#### Data for the task
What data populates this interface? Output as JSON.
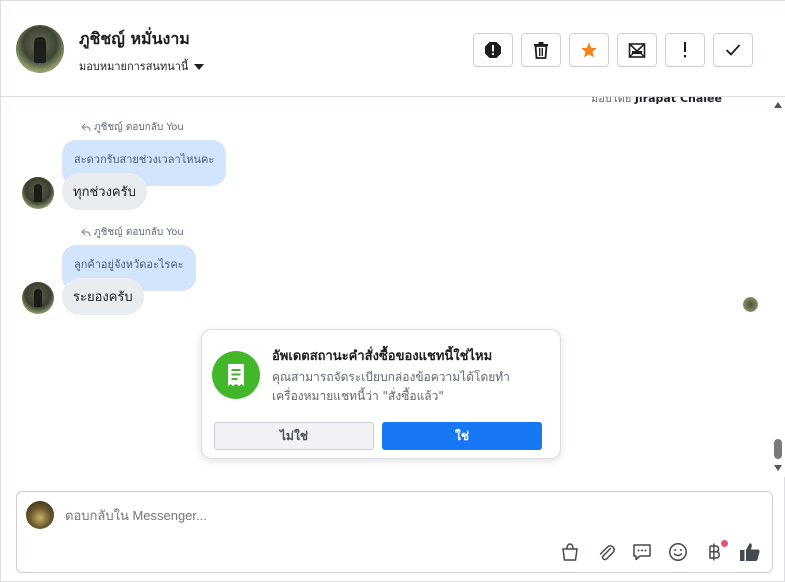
{
  "header": {
    "contact_name": "ภูชิชญ์ หมั่นงาม",
    "assign_label": "มอบหมายการสนทนานี้"
  },
  "messages": {
    "clipped_top_prefix": "มอบโดย",
    "clipped_top_name": "Jirapat Chalee",
    "items": [
      {
        "reply_label": "ภูชิชญ์ ตอบกลับ You",
        "quoted": "สะดวกรับสายช่วงเวลาไหนคะ",
        "text": "ทุกช่วงครับ"
      },
      {
        "reply_label": "ภูชิชญ์ ตอบกลับ You",
        "quoted": "ลูกค้าอยู่จังหวัดอะไรคะ",
        "text": "ระยองครับ"
      }
    ]
  },
  "prompt": {
    "title": "อัพเดตสถานะคำสั่งซื้อของแชทนี้ใช่ไหม",
    "description": "คุณสามารถจัดระเบียบกล่องข้อความได้โดยทำเครื่องหมายแชทนี้ว่า \"สั่งซื้อแล้ว\"",
    "no_label": "ไม่ใช่",
    "yes_label": "ใช่"
  },
  "composer": {
    "placeholder": "ตอบกลับใน Messenger..."
  },
  "colors": {
    "accent": "#1877f2",
    "star": "#f5831f",
    "success": "#42b72a",
    "quote_bg": "#d3e4fd",
    "bubble_bg": "#eaedf0"
  },
  "icons": {
    "header": [
      "alert-circle-icon",
      "trash-icon",
      "star-icon",
      "mark-unread-icon",
      "exclamation-icon",
      "check-icon"
    ],
    "composer": [
      "shopping-bag-icon",
      "paperclip-icon",
      "saved-reply-icon",
      "emoji-icon",
      "baht-icon",
      "thumbs-up-icon"
    ]
  }
}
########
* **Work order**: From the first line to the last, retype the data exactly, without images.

* **Exercise response**:
What data populates this interface? Output as JSON.
{
  "header": {
    "contact_name": "ภูชิชญ์ หมั่นงาม",
    "assign_label": "มอบหมายการสนทนานี้"
  },
  "messages": {
    "clipped_top_prefix": "มอบโดย",
    "clipped_top_name": "Jirapat Chalee",
    "items": [
      {
        "reply_label": "ภูชิชญ์ ตอบกลับ You",
        "quoted": "สะดวกรับสายช่วงเวลาไหนคะ",
        "text": "ทุกช่วงครับ"
      },
      {
        "reply_label": "ภูชิชญ์ ตอบกลับ You",
        "quoted": "ลูกค้าอยู่จังหวัดอะไรคะ",
        "text": "ระยองครับ"
      }
    ]
  },
  "prompt": {
    "title": "อัพเดตสถานะคำสั่งซื้อของแชทนี้ใช่ไหม",
    "description": "คุณสามารถจัดระเบียบกล่องข้อความได้โดยทำเครื่องหมายแชทนี้ว่า \"สั่งซื้อแล้ว\"",
    "no_label": "ไม่ใช่",
    "yes_label": "ใช่"
  },
  "composer": {
    "placeholder": "ตอบกลับใน Messenger..."
  },
  "colors": {
    "accent": "#1877f2",
    "star": "#f5831f",
    "success": "#42b72a",
    "quote_bg": "#d3e4fd",
    "bubble_bg": "#eaedf0"
  },
  "icons": {
    "header": [
      "alert-circle-icon",
      "trash-icon",
      "star-icon",
      "mark-unread-icon",
      "exclamation-icon",
      "check-icon"
    ],
    "composer": [
      "shopping-bag-icon",
      "paperclip-icon",
      "saved-reply-icon",
      "emoji-icon",
      "baht-icon",
      "thumbs-up-icon"
    ]
  }
}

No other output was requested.